Cartel Land, Matthew Heineman’s acclaimed documentary about the Mexican vigilante Jos? Manuel Mireles, is available to stream on Netflix UK from today. In this feature, originally published on September 4, Alastair Smart spoke to Mireles’s closest confidant ? his lawyer
It?s midday in Michoac?n, and the camera zooms in on a dozen armed vigilantes as they capture two murderous?cartel?members, Caballo and Chanenque. The pair had made a habit of killing and dismembering anyone who crossed them, but now the tables have turned. Apprehended around the back of a liquor store, they’re kicked, beaten, handcuffed and insulted, all in the name of their victims.
We don’t learn Caballo and Chanenque?s ultimate fate, as the director cuts away before vigilante leader Jos? Manuel Mireles can order it. But, given the vengeful nature of Mexico’s drugs war, one can hazard a pretty decent guess. The scene was caught by US filmmaker Matthew Heineman in his new documentary,?Cartel?Land. It tells the story of Mireles, a small-town doctor in Western Mexico who grew sick and tired of narco-cartels?terrorising communities across his homeland.
His response was remarkable. Rather than accept the grim reality or flee to another country, he decided to take the law into his own hands and launch a self-defence militia (called the “Autodefensas”), prepared to stand up to the all-powerful local?cartel, the Knights Templar, whatever the consequences. “We’ve reached the gates of Hell,” he tells a crowd in the square of his hometown, Tepalcatepec. “Now it’s time to defend ourselves”.

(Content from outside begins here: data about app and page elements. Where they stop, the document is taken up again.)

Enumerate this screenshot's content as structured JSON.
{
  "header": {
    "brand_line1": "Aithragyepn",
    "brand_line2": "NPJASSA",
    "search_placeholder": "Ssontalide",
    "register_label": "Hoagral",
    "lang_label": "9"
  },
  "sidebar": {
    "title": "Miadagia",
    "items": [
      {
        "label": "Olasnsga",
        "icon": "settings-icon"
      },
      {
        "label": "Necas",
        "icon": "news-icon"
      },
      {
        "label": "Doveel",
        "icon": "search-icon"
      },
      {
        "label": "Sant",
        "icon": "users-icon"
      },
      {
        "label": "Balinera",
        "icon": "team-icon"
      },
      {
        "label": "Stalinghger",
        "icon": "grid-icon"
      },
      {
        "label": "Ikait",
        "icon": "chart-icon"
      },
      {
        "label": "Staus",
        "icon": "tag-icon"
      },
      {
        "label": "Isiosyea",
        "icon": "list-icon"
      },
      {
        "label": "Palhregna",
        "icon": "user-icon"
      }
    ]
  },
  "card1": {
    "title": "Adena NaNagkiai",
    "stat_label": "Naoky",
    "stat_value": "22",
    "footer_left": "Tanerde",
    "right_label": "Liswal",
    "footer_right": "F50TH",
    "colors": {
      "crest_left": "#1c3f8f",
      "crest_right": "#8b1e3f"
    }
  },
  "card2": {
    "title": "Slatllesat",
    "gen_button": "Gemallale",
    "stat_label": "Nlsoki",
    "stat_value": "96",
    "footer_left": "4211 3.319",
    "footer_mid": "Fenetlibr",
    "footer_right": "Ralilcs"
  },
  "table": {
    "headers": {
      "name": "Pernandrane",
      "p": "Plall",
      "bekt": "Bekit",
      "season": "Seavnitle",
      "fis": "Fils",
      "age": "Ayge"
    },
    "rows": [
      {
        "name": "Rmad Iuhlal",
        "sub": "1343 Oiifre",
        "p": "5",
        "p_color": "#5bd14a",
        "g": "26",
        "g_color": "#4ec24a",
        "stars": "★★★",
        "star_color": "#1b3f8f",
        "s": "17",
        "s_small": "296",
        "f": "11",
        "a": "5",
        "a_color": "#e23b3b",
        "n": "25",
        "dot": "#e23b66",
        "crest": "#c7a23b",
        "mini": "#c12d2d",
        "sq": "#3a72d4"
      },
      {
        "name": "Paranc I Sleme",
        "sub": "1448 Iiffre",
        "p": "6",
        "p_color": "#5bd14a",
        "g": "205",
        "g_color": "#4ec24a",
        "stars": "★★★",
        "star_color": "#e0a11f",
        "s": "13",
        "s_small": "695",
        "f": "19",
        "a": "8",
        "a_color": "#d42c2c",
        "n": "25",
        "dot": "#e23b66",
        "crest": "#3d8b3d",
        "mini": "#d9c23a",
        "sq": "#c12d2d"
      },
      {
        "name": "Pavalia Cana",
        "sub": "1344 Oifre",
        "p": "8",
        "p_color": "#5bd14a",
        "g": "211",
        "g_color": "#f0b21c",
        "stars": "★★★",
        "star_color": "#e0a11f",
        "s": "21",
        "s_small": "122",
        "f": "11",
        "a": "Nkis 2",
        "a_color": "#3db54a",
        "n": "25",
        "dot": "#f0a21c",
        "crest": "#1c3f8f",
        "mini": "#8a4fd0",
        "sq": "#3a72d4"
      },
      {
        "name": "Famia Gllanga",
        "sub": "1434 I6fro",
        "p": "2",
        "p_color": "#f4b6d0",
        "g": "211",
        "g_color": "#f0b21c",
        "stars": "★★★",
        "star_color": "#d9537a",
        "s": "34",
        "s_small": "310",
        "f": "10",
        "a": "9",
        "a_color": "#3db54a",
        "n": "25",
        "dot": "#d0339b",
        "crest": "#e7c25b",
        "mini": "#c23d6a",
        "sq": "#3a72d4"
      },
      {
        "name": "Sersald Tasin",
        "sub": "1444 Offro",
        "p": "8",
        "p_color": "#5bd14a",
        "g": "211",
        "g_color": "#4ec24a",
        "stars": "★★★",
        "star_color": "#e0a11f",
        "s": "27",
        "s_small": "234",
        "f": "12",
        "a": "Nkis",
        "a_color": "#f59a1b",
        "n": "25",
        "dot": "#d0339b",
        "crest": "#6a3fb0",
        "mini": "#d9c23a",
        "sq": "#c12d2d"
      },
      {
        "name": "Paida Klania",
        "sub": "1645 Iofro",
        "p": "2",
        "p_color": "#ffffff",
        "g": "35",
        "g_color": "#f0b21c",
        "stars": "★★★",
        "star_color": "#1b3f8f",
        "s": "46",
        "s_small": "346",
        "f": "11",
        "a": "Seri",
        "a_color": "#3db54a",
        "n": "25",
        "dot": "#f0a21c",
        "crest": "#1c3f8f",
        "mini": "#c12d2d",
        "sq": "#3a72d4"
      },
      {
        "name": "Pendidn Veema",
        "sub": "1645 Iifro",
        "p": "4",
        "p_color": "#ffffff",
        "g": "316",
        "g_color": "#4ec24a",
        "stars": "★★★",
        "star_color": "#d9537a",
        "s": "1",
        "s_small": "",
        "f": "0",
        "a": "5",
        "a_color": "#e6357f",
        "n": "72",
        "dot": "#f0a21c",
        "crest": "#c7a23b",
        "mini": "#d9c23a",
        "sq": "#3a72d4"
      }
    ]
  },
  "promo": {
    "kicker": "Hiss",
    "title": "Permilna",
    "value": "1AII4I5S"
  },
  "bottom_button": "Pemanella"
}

Mireles granted Heineman pretty much unlimited access, the latter employing a lightweight camera and run-and-gun style to capture the Autodefensas on their missions. The film begins, though, with a scene encapsulating the savagery they’re up against: the burial of a group of young children, who’d had their feet bound and heads smashed against rocks after their father, a local farmer, failed to pay the weekly extortion fee demanded of businesses across the state.